Title: How to Prove Substance Abuse in Court: A Comprehensive Guide
Proving substance abuse in court can be a challenging task, but it is crucial in cases where it impacts child custody, divorce settlements, personal injury claims, or criminal proceedings. This article aims to provide an in-depth guide on how to prove substance abuse in court, along with some frequently asked questions to help you navigate this complex process effectively.
I. Understanding Substance Abuse as Evidence:
Substance abuse refers to the misuse and addiction to drugs or alcohol, which can lead to severe physical, psychological, and social consequences. To prove substance abuse in court, it is essential to gather substantial evidence that demonstrates the individual’s ongoing abuse and its negative impact on their life and those around them.
II. Gathering Evidence:
1. Documented Observations: Consistent and detailed observations of the individual’s behavior, such as slurred speech, erratic movements, or changes in appearance, can serve as valuable evidence.
2. Witness Testimonies: Statements from witnesses who have observed the individual’s substance abuse can provide additional credibility to your case. These witnesses can include family members, friends, colleagues, or neighbors.
3. Medical Reports: Medical records that illustrate drug-related illnesses, injuries, or overdoses can help establish a pattern of substance abuse. Additionally, toxicology reports and results from drug tests can provide undeniable proof.
4. Psychological Evaluations: A comprehensive psychological evaluation conducted by a qualified professional can assess substance abuse issues and its impact on the individual’s mental health and behavior.
5. Police Reports: If the substance abuse has resulted in criminal activities, obtaining police reports and records can further support your case.
6. Video or Photographic Evidence: If available, visual evidence, such as videos or photographs, showing the individual engaging in drug or alcohol abuse, can be extremely compelling in court.
III. Presenting the Evidence:
1. Consult an Attorney: Seek legal advice from an experienced attorney who specializes in substance abuse cases. They can guide you through the legal process, advise on the most effective evidence, and help build a strong case.
2. Organize and Present Evidence: Prepare a comprehensive folder containing all relevant evidence, ensuring it is organized, labeled, and easily accessible. Provide copies to your attorney and present them appropriately during court proceedings.
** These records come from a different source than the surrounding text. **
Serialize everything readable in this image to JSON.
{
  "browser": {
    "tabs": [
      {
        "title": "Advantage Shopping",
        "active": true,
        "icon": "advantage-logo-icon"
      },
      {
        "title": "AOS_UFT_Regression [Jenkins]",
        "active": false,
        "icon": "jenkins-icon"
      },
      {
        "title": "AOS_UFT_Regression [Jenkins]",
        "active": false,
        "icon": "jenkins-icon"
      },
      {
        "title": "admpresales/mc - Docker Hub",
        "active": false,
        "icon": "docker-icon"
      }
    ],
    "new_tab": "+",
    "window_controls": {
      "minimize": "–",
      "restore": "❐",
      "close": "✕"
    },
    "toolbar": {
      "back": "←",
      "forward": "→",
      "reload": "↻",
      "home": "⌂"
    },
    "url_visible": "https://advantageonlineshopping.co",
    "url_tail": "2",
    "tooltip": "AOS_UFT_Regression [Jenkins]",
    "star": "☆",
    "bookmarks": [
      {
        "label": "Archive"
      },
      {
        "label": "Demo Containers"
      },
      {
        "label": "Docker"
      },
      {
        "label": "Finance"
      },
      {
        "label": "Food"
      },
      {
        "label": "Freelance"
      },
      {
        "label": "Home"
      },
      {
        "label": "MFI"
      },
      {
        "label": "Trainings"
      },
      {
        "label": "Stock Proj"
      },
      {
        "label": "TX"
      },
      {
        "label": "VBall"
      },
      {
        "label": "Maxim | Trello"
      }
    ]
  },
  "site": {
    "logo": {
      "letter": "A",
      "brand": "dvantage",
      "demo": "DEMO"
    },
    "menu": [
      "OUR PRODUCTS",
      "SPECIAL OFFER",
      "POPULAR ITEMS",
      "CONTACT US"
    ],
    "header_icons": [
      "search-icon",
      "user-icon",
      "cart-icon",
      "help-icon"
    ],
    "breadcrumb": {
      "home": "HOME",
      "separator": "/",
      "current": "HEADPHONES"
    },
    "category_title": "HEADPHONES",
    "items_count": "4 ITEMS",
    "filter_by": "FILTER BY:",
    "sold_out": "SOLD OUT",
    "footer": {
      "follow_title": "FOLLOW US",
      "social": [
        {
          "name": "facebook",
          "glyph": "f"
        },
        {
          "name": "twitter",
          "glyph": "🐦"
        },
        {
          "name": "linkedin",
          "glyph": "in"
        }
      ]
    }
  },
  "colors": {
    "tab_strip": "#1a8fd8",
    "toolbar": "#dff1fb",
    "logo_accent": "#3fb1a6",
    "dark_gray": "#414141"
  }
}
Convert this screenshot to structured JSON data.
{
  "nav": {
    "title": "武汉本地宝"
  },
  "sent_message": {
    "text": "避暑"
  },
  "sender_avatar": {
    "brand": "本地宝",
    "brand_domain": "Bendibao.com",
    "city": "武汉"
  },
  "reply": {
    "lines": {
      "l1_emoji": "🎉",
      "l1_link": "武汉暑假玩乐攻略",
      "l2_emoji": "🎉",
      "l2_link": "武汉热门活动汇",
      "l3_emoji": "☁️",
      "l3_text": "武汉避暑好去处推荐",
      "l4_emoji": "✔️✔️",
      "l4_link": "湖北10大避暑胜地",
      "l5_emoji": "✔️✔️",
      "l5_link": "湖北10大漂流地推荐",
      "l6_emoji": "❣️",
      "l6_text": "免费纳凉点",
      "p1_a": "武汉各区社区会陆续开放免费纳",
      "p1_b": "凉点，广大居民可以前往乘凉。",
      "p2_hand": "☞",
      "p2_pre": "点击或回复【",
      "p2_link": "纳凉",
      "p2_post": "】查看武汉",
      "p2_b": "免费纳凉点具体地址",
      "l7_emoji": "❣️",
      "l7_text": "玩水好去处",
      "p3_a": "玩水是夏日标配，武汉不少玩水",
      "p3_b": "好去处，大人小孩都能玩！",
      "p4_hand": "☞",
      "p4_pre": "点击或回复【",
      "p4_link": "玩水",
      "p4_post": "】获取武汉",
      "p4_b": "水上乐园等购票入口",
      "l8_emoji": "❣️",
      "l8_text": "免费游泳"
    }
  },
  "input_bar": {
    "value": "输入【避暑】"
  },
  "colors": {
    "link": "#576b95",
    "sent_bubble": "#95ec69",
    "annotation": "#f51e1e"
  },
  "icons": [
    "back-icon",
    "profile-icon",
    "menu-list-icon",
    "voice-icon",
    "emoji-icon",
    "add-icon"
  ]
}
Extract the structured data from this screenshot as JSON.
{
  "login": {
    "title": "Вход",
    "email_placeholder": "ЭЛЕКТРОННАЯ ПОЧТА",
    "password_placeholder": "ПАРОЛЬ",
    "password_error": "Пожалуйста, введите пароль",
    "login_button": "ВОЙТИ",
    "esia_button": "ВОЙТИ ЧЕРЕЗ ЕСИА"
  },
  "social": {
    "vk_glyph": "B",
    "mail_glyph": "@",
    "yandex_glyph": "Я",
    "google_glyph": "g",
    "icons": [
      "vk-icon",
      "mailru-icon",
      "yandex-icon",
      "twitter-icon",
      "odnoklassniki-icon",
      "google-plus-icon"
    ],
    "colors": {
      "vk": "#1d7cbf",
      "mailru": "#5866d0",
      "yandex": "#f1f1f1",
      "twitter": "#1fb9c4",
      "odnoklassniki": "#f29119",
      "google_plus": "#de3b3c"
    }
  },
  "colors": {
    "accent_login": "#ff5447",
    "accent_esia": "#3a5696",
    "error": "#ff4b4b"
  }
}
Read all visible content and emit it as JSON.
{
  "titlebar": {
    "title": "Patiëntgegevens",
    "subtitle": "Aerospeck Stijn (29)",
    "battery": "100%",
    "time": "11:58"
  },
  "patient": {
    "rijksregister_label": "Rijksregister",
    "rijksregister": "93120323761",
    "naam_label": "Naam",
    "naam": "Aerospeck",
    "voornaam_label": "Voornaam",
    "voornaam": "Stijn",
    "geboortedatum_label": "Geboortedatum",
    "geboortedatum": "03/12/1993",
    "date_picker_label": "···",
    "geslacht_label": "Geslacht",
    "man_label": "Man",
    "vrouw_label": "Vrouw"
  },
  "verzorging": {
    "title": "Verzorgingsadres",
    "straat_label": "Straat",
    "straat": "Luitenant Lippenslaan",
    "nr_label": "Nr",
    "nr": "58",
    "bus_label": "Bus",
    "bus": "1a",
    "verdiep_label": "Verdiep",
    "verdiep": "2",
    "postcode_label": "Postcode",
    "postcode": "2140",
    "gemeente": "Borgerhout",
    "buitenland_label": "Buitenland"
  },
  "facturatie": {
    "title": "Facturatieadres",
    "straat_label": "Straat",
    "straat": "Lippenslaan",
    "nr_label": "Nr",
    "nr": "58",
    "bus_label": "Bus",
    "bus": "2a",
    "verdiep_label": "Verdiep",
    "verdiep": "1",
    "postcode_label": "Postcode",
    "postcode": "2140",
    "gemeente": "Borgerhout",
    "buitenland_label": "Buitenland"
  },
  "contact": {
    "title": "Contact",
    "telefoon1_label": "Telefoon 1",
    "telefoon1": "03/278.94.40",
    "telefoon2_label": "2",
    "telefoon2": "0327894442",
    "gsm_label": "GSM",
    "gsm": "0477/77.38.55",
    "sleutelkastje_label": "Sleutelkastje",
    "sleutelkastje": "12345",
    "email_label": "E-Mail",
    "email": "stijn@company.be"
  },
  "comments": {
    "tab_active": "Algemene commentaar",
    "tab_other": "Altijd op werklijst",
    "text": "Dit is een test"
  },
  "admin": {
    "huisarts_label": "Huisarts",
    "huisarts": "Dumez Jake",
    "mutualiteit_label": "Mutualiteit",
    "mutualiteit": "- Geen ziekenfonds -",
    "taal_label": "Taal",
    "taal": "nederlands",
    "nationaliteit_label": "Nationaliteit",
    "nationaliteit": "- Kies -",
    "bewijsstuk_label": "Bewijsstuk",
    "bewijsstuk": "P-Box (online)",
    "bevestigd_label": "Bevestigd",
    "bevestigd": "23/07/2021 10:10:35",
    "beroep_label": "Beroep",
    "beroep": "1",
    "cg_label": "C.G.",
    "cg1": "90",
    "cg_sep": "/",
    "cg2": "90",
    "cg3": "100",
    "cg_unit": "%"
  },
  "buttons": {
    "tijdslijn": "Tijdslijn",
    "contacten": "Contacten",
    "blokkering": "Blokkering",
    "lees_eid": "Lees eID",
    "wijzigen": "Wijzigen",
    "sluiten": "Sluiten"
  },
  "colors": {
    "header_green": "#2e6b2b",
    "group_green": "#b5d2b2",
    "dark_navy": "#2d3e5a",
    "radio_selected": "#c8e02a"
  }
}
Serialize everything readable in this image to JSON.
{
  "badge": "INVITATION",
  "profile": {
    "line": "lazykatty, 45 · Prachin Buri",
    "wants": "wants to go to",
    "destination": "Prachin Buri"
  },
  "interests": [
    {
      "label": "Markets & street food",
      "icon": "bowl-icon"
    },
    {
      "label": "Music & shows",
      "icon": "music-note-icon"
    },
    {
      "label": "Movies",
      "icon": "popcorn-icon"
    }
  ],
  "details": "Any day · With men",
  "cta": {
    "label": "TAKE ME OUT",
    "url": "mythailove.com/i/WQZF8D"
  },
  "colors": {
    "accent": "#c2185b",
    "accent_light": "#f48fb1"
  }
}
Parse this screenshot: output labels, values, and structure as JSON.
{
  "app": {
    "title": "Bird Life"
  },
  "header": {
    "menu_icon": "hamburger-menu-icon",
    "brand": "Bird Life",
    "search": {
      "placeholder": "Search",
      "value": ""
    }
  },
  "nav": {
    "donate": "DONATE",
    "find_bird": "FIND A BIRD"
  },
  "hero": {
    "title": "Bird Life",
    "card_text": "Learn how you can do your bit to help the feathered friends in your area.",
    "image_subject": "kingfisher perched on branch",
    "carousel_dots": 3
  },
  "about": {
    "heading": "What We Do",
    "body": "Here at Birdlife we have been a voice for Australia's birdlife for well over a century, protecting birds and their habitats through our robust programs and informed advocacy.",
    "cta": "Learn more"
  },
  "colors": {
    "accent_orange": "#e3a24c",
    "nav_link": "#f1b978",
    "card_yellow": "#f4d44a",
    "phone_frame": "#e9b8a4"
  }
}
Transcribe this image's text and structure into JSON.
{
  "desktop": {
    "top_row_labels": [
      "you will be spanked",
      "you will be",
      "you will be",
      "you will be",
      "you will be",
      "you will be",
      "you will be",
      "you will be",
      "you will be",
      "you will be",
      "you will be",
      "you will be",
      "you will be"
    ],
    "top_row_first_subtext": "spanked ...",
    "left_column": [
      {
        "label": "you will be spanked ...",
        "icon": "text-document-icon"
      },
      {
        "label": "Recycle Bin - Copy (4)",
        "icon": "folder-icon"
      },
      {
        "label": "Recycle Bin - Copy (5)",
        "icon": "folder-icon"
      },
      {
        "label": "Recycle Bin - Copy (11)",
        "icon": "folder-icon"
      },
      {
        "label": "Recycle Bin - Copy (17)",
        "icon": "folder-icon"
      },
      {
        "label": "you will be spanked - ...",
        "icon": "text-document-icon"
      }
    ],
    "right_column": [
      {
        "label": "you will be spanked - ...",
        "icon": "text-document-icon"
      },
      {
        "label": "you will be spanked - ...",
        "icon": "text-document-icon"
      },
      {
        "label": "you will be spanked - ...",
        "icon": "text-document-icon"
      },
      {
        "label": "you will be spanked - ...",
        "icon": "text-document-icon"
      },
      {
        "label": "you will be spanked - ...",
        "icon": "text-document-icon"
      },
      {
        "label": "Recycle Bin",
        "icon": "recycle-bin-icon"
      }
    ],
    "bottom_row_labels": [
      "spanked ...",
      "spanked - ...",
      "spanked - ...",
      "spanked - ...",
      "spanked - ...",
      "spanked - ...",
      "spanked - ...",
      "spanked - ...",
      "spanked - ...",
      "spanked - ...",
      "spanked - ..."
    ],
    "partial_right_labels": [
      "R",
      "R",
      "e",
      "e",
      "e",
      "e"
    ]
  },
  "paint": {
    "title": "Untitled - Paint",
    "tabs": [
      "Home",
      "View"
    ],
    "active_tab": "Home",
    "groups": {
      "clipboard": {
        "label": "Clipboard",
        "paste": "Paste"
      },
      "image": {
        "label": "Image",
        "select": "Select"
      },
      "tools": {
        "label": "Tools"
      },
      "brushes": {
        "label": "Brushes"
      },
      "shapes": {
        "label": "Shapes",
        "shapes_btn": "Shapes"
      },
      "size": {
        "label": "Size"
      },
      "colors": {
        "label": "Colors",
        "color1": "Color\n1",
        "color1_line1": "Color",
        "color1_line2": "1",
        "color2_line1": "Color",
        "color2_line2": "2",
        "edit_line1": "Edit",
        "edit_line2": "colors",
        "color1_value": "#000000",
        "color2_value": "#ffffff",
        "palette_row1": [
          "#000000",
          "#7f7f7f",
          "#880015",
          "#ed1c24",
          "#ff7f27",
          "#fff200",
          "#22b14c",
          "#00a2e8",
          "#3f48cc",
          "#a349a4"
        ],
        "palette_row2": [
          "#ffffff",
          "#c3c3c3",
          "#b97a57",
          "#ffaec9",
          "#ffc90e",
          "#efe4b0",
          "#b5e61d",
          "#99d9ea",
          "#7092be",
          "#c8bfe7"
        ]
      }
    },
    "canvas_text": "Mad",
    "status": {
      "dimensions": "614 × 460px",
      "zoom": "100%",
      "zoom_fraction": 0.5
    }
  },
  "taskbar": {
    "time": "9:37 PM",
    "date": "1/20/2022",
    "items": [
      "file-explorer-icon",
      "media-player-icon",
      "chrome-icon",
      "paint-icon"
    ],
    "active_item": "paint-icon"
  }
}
3. Expert Witnesses: In some cases, expert witnesses, such as medical professionals or substance abuse counselors, can provide their professional opinion on the individual’s substance abuse and its impact on their life.
4. Admissibility of Evidence: Understand the rules of evidence in your jurisdiction to ensure your evidence is admissible in court. Your attorney can help determine which evidence is most likely to be accepted.
1. Can I use hearsay evidence to prove substance abuse?
Hearsay evidence is generally not admissible in court. However, there are exceptions, such as statements made by the individual themselves or statements made by professionals acting within their official capacity.
2. Can a failed drug test be used as evidence?
Yes, a failed drug test can be used as evidence of substance abuse. However, it is crucial to ensure the drug test was conducted properly, and the results are accurate and reliable.
3. What if the individual denies substance abuse?
Even if the individual denies substance abuse, a strong case supported by concrete evidence can significantly impact the court’s decision. Witness testimonies and documented observations can be particularly persuasive.
Proving substance abuse in court requires careful preparation, gathering of evidence, and expert guidance. By following the steps outlined in this article, you can present a compelling case that highlights the individual’s substance abuse and its negative impact. Remember to consult with a knowledgeable attorney who can navigate the legal complexities and help you achieve a favorable outcome in court.